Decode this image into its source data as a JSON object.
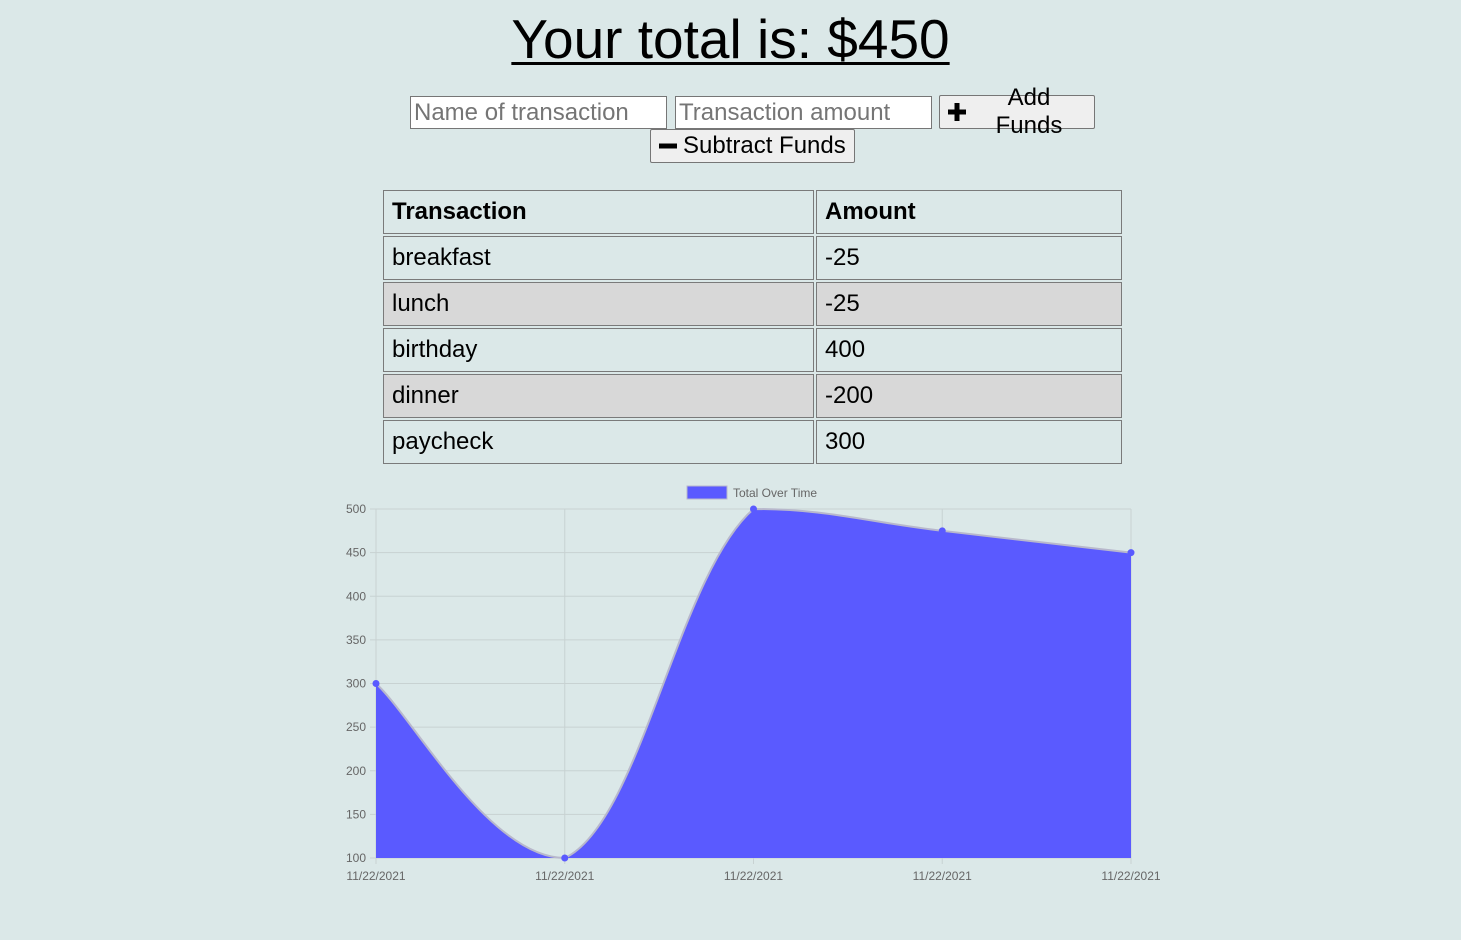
{
  "header": {
    "total_label": "Your total is: $450"
  },
  "form": {
    "name_placeholder": "Name of transaction",
    "amount_placeholder": "Transaction amount",
    "add_label": "Add Funds",
    "subtract_label": "Subtract Funds"
  },
  "table": {
    "headers": [
      "Transaction",
      "Amount"
    ],
    "rows": [
      {
        "name": "breakfast",
        "amount": "-25"
      },
      {
        "name": "lunch",
        "amount": "-25"
      },
      {
        "name": "birthday",
        "amount": "400"
      },
      {
        "name": "dinner",
        "amount": "-200"
      },
      {
        "name": "paycheck",
        "amount": "300"
      }
    ]
  },
  "colors": {
    "background": "#dbe8e8",
    "series_fill": "#5a5aff",
    "series_line": "#b8b8cc",
    "grid": "#c8d2d2",
    "row_alt": "#d8d8d8"
  },
  "chart_data": {
    "type": "area",
    "x": [
      "11/22/2021",
      "11/22/2021",
      "11/22/2021",
      "11/22/2021",
      "11/22/2021"
    ],
    "series": [
      {
        "name": "Total Over Time",
        "values": [
          300,
          100,
          500,
          475,
          450
        ]
      }
    ],
    "ylim": [
      100,
      500
    ],
    "yticks": [
      100,
      150,
      200,
      250,
      300,
      350,
      400,
      450,
      500
    ],
    "grid": true,
    "legend": "top-center",
    "title": "",
    "xlabel": "",
    "ylabel": ""
  }
}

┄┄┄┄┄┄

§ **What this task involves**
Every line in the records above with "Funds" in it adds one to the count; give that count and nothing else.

§ **Answer to this task**
2